I woke up early to trek towards Triund Peak stopped often at the rocky trail to gaze at the mighty blue green valley extending far and beyond, smiled at mountains tearing through layers of mist to unite with an ozone blue sky, rested under the canopy of Rhododendron trees, and submitted my entirety to the oneness. And reaching the summit I knew no equivalent joy; sighting snow-capped mountains, the soft grassy earth, the air crisp and cold, my heart sang a tune, my feet danced to the tune within and spreading my arms I smiled, only smiled.
I walked through roads not taken into the silence of St. John’s church, the stone walls blackened with time, cedar trees guarding its serenity and yonder lay a cemetery, covered in moss, stones broken, graves marked, unmarked, wild flowers around the gravestones as though nature had been weaving a wreath for the lost and forgotten graves, their families oceans away! I prayed in silence for the souls who had found a home in the wilderness, where peace, perhaps, prevailed.

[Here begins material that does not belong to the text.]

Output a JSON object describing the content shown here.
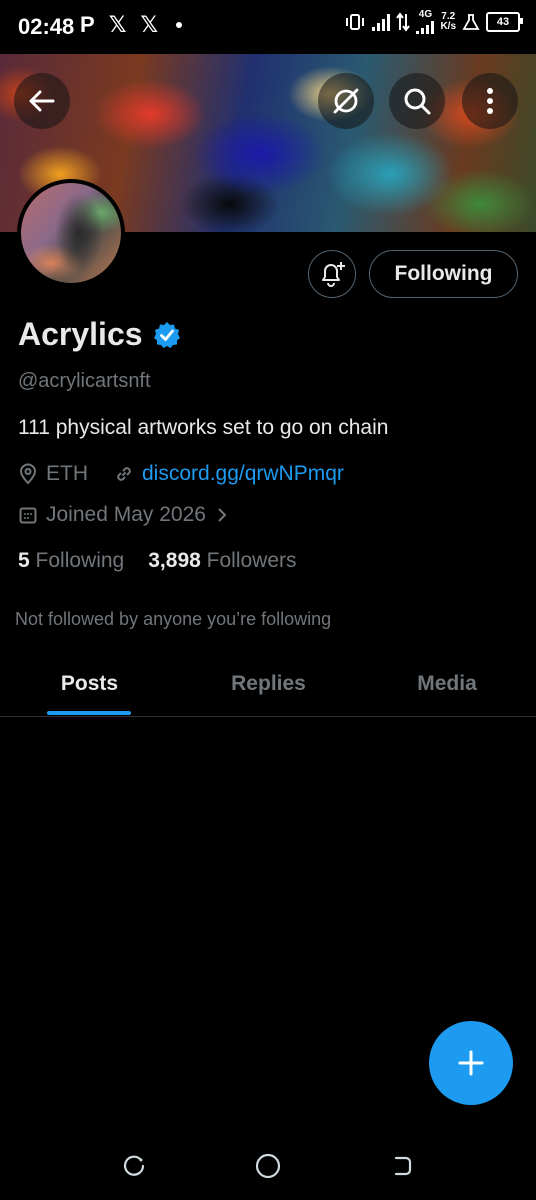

Ancient, undated, rock temples at Masrur, from the 8th century as archaeologists claim, beckoned to me, their perfect reflection upon the green pool never swayed, the many deities etched upon the walls danced in the silence of the mountains. I listened intently and heard the sound of chisels breaking upon the rock, craftsmen humming at the hammering and chipping, giving shape, embellishing patterns upon the monolithic mound. Legends, claimed a local, have it that the Pandavas, during their exile, carved the temple in a single night! The mystery of faith.
I walked through the ruins of the ancient fort of Kangra, perched atop a hill, surrounded by mountains on all sides and guarded by the confluence of two rivers. Oh the stories that the walls and ramparts narrated, tales of grandeur and plunder, celebrations and earthquakes, ceremonies and capture; if only I could relive the time that was, horses daintily walking past the many gates, palanquins and an entourage of men and women singing, dancing, the colours of festivals, cymbals, drumbeats, the piercing sound of war-cry, arrows swishing through the air, swords clashing, cannons resounding-the wonders of history!
I walked till my feet hurt, smiled till all my worries bled away, merged with the happy crowd, swam in the silence of the Dhauladhar mountains, sentinels chronicling the stories of our lives through centuries; I sailed with the wind, soared high with hawks, resonated with the resplendent sound of chimes and gongs; I laughed, cried, sang, whistled, and I lost myself to find myself in the magic of mystical Mcleodganj!